# [Task item]
Could you find every line in the entries below that holds the word "Checking" and copy it?

# [Data to use]
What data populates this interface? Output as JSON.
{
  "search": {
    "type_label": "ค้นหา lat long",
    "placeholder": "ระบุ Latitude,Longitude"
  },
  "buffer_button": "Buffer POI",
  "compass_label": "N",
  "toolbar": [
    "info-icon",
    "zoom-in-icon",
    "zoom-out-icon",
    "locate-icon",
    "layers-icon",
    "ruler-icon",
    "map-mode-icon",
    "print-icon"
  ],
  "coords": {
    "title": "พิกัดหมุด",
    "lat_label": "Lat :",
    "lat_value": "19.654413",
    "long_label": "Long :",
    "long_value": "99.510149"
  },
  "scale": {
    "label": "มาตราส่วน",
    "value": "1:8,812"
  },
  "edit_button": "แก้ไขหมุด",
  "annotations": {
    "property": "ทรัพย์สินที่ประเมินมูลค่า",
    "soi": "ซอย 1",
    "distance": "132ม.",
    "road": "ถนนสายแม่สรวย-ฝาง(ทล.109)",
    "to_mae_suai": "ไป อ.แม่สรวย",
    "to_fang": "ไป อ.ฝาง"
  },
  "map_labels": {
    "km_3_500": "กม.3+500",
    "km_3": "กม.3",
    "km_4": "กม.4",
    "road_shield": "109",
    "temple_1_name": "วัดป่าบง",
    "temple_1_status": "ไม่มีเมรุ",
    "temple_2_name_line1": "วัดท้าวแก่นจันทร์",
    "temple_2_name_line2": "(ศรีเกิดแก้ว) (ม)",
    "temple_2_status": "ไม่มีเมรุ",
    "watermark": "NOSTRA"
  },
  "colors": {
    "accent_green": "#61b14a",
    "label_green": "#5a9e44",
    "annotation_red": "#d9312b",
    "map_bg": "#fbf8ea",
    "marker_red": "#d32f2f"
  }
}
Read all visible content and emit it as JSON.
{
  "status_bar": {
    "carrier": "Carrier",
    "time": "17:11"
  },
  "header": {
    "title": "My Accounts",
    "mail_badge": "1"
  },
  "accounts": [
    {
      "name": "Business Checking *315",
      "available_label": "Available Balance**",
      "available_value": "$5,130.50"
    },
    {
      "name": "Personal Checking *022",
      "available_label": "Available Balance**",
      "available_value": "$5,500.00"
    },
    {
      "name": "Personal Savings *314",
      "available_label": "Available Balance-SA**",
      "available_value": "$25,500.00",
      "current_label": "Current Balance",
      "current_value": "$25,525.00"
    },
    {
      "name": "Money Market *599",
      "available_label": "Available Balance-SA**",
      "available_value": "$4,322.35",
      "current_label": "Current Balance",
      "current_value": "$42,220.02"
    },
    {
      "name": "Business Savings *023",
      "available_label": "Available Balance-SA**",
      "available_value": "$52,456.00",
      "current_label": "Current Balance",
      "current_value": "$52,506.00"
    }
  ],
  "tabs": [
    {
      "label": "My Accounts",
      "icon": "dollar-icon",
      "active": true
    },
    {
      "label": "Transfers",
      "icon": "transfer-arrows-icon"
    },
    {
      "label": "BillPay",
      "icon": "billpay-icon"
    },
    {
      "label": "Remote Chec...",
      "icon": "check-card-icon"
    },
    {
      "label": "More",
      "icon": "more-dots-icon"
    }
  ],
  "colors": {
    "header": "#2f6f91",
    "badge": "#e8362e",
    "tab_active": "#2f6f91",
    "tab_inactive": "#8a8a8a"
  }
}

# [Solution for this problem]
      "name": "Business Checking *315",
      "name": "Personal Checking *022",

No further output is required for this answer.